Despite lower traffic volumes, 38 per cent of all fatal and major injury collisions happened on these roads between 2018 and 2022, a staff report presented to a recent meeting of the Agricultural and Rural affairs Committee meeting shows. In all, there have been 632 fatal and major injury collisions between 2018 and 2022 with 84 per cent of those involving high-risk driving such as aggressive, distracted or impaired driving behaviours. 

It’s not all bad news.

Comparing collisions between the 2013-2017 and 2018-2022, the total number of FMIs [fatal or major injury collisions] was actually down by 15 per cent, and the five-year average FMI rate was down 18 per cent.

The city has a goal of reducing major injury collisions across the community by 20 per cent this year, and an accompanying long-term goal of zero fatalities by 2035.

But the number of rural crashes is concerning prompting West Carleton-March Coun. Clarke Kelly to ask staff whether the city is on track to achieve the 20 per cent reduction target this year. Road safety program manager Cathy Kourouma said that they won’t know for certain until the items in the 2024 action plan are implemented and observed in subsequent years.

“Throughout the life of the plan we will continue to closely monitor these trends,” said Kourouma.

The 2024 Road Safety Action Plan’s (RSAP) budget is $20.5 million with 25 per cent allocated towards rural areas.

The plan includes funding for engineering measures, such as addressing skewed intersections (intersections where the roads don’t intersect at 90 degrees), implementing safety edges, upgrading gravel shoulders, improving safety on horizontal curves and identifying up to 10 rural stops for enhanced signage and pavement marking.

Staff are also undertaking a study of Automated Speed Enforcement (ASE). Of the 60 ASE locations in place, pending or currently proposed, eight are in the city’s rural areas.

This city will also be proceeding with other projects such as fully protecting left turn phasing at two locations, installing an all-way stop at two locations, installing overhead flashing beacons at two-way-stop controlled intersections and in-service Road Safety Reviews along two rural corridors.

But available funding is always a challenge, said Rideau-Jock Coun. David Brown.

“It seems like we always have more projects than dollars,” he said.

Committee chair and Osgoode Coun. George Darouze said there seems to be an ever expanding need for improvements.

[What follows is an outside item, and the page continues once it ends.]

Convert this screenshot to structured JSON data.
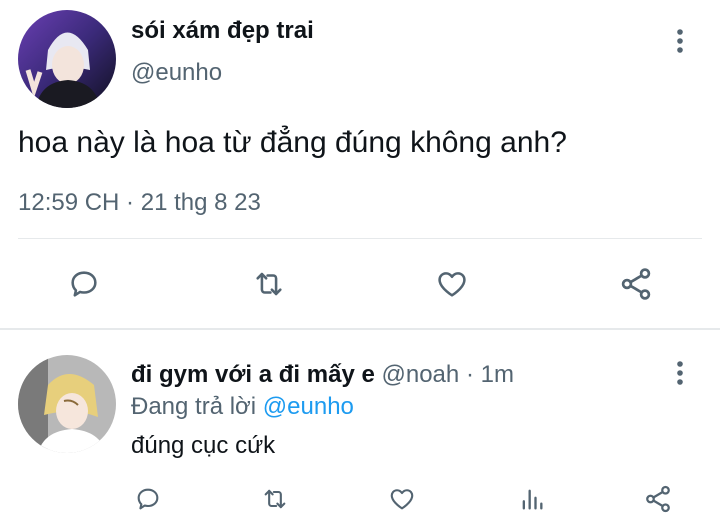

“Every time in rural areas we fix one intersection, another two pop up that need modification,” said Darouze. “From the traffic, and it’s of course the increase of people wanting to live in rural areas. So it’s becoming often more dangerous.”